As we were getting ready to leave Camp Djabal for the last time, my new friend Rahma kept telling me that it was to be a very sad day. That it wouldn’t be the same after we left. All I could think of was to agree with Rahma, as he is rarely wrong with his thoughts. Because so much was unfolding before my eyes during our journey, I have to admit that my words were anything but eloquent. As Rahma was waiting for my response, it all became very clear to me.

I very easily could have shrugged off the opportunity to join Gabriel, Mark and James in Eastern Chad. They had months to plan their trips and mentally prepare. I had three days to decide, and two weeks to prepare myself. Even after the night I spoke with Gabriel for the first time, I woke up thinking, “what am I, crazy?” In that moment, all of this was on the line. Luckily, if you know me at all, I tend to be quite spontaneous. I knew that in just a blink of an eye I could have wished away what could have been some of my life’s most memorable moments. Some of life’s most important decisions are made this way. Even when you list pros and cons, isn’t it what feels right that you end up doing? Well, I felt like this was meant to be.

So, when I responded to Rahma, who seemed to have some tears in his eyes, I said, “Rahma, don’t be sad that we’re leaving, but be happy that we came.” In the moment, I knew I meant what I was saying, but I knew how he felt. Sitting in a hotel room now in N’Djamena, I’m back to that feeling many of you have, that the only way to help is by being there. I’d like you all to know that our friends at Camp Djabal including the Darfur United players, expressed how grateful they were for there friends back home, even the ones they haven’t met. Somehow, some way, they understand that they have people miles away supporting them in ways that are just as important as physically traveling and interacting with them.

As I prepare for our departure, I again find myself thankful. I’m sure reality will hit me later on when I’m sitting in my home in Connecticut, that it will be tough to get back out here the way I did, to see my new friends again. And as Rahma said, it will be a sad day. But, as an optimist, I must look at this as just the beginning. The beginning of something incredible.

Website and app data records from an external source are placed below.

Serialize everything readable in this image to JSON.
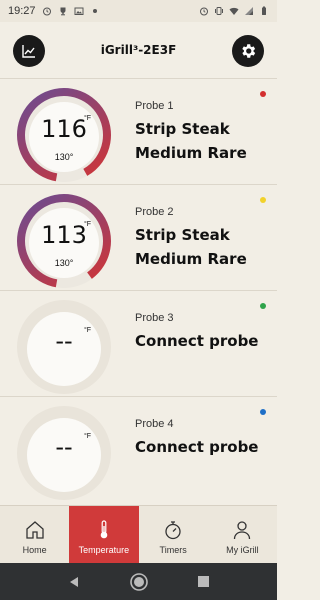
{
  "status_bar": {
    "time": "19:27",
    "icons": [
      "alarm-icon",
      "trophy-icon",
      "photo-icon",
      "signal-dot",
      "alarm-icon",
      "vibrate-icon",
      "wifi-icon",
      "cellular-icon",
      "battery-icon"
    ]
  },
  "header": {
    "title": "iGrill³-2E3F",
    "left_icon": "chart-icon",
    "right_icon": "gear-icon"
  },
  "probes": [
    {
      "label": "Probe 1",
      "name": "Strip Steak Medium Rare",
      "temp": "116",
      "unit": "°F",
      "target": "130°",
      "dot_color": "#d32f2f",
      "progress": 0.89,
      "active": true
    },
    {
      "label": "Probe 2",
      "name": "Strip Steak Medium Rare",
      "temp": "113",
      "unit": "°F",
      "target": "130°",
      "dot_color": "#f2d22b",
      "progress": 0.87,
      "active": true
    },
    {
      "label": "Probe 3",
      "name": "Connect probe",
      "temp": "--",
      "unit": "°F",
      "target": "",
      "dot_color": "#2fa34a",
      "progress": 0,
      "active": false
    },
    {
      "label": "Probe 4",
      "name": "Connect probe",
      "temp": "--",
      "unit": "°F",
      "target": "",
      "dot_color": "#1f6fc7",
      "progress": 0,
      "active": false
    }
  ],
  "nav": {
    "items": [
      {
        "label": "Home",
        "icon": "home-icon",
        "active": false
      },
      {
        "label": "Temperature",
        "icon": "thermometer-icon",
        "active": true
      },
      {
        "label": "Timers",
        "icon": "stopwatch-icon",
        "active": false
      },
      {
        "label": "My iGrill",
        "icon": "person-icon",
        "active": false
      }
    ]
  },
  "colors": {
    "accent": "#d03a3a",
    "gauge_start": "#6a4c93",
    "gauge_end": "#d23434",
    "background": "#f2eee5"
  }
}
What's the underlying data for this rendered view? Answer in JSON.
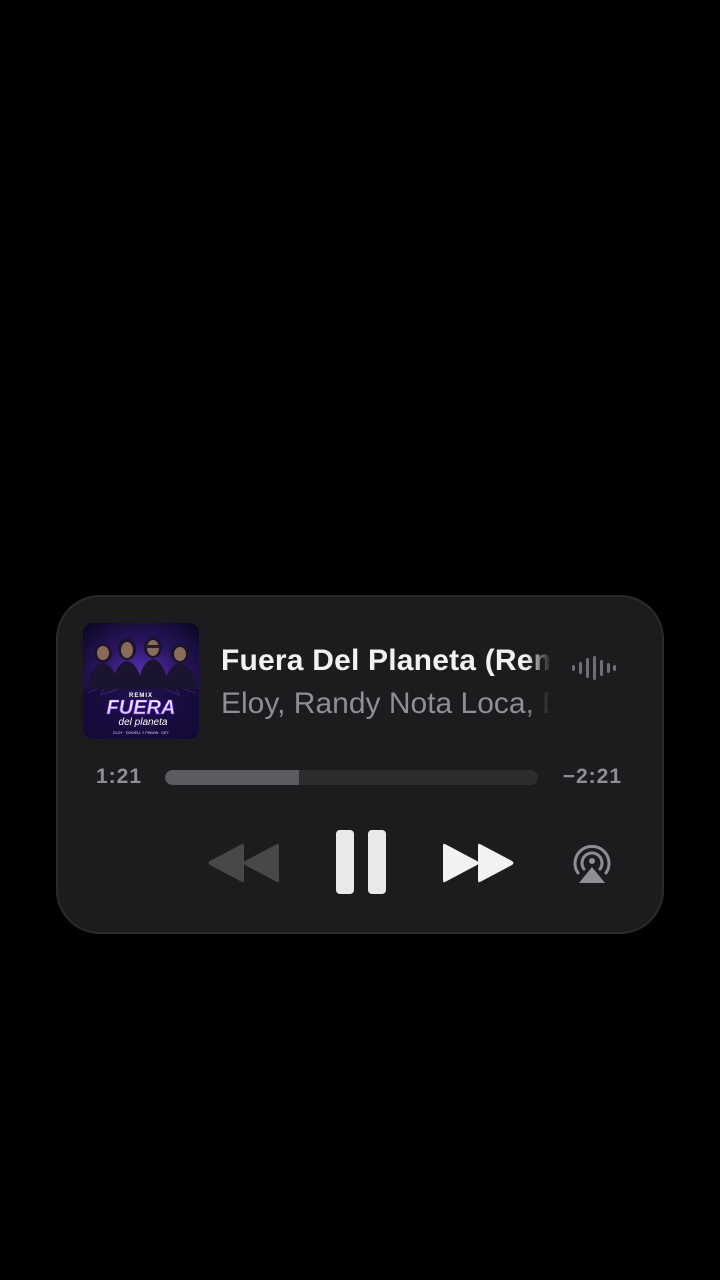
{
  "now_playing": {
    "track_title": "Fuera Del Planeta (Remix)",
    "artist": "Eloy, Randy Nota Loca, Dowell, Pinwin & Dey",
    "artwork": {
      "badge": "REMIX",
      "title_line1": "FUERA",
      "title_line2": "del planeta",
      "credits": "ELOY · DOWELL Y PINWIN · DEY"
    },
    "elapsed": "1:21",
    "remaining": "−2:21",
    "progress": 0.36
  },
  "controls": {
    "rewind": "rewind-icon",
    "pause": "pause-icon",
    "forward": "fast-forward-icon",
    "airplay": "airplay-icon",
    "waveform": "waveform-icon"
  },
  "colors": {
    "background": "#000000",
    "card": "#1c1c1e",
    "title": "#f2f2f2",
    "secondary": "#8e8e93",
    "accent_purple": "#7b2cff"
  }
}
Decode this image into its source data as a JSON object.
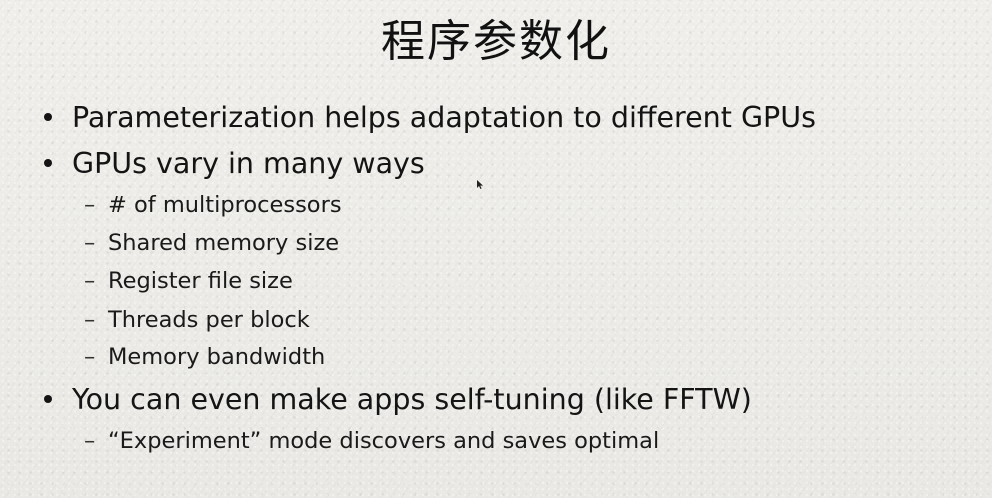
{
  "title": "程序参数化",
  "bullets": [
    {
      "text": "Parameterization helps adaptation to  different GPUs",
      "subs": []
    },
    {
      "text": "GPUs vary in many ways",
      "subs": [
        "# of multiprocessors",
        "Shared memory size",
        "Register file size",
        "Threads per block",
        "Memory bandwidth"
      ]
    },
    {
      "text": "You can even make apps self-tuning (like  FFTW)",
      "subs": [
        "“Experiment” mode discovers and saves optimal"
      ]
    }
  ],
  "sub_marker": "–"
}
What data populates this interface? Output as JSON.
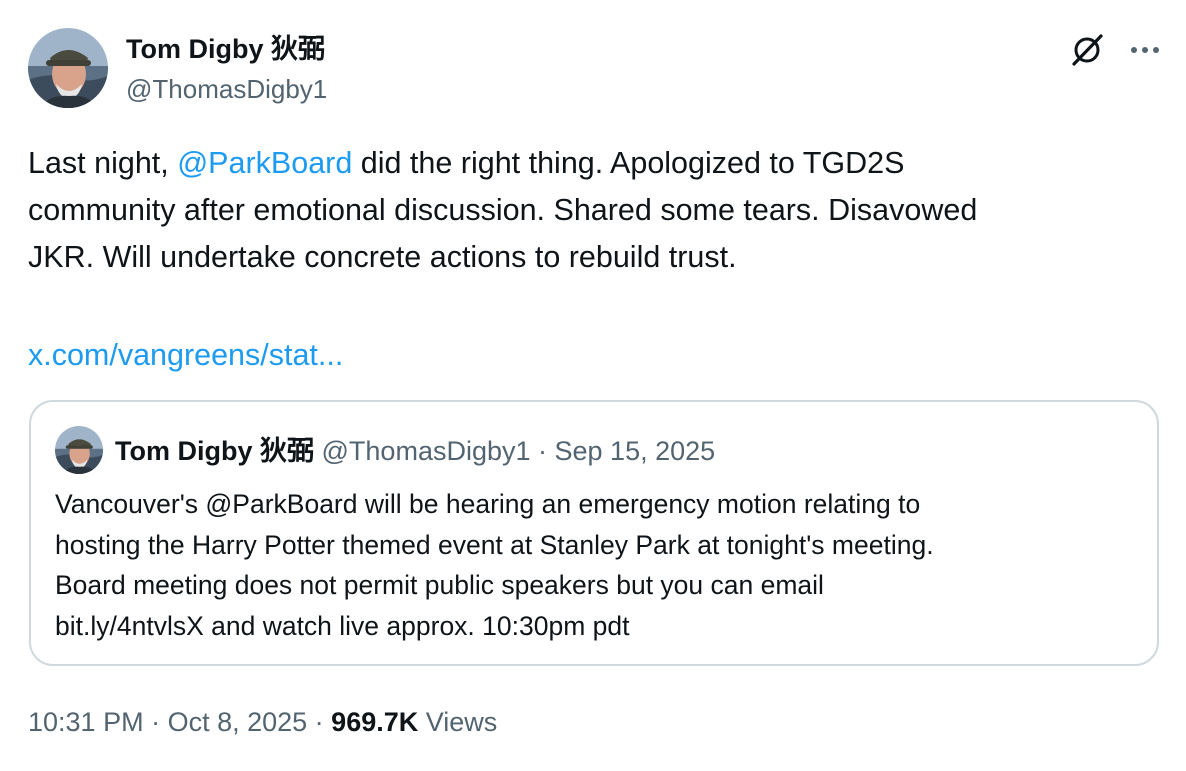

We must get this team to Iraq.

Brian Cleveland
Darfur United Assistant Coach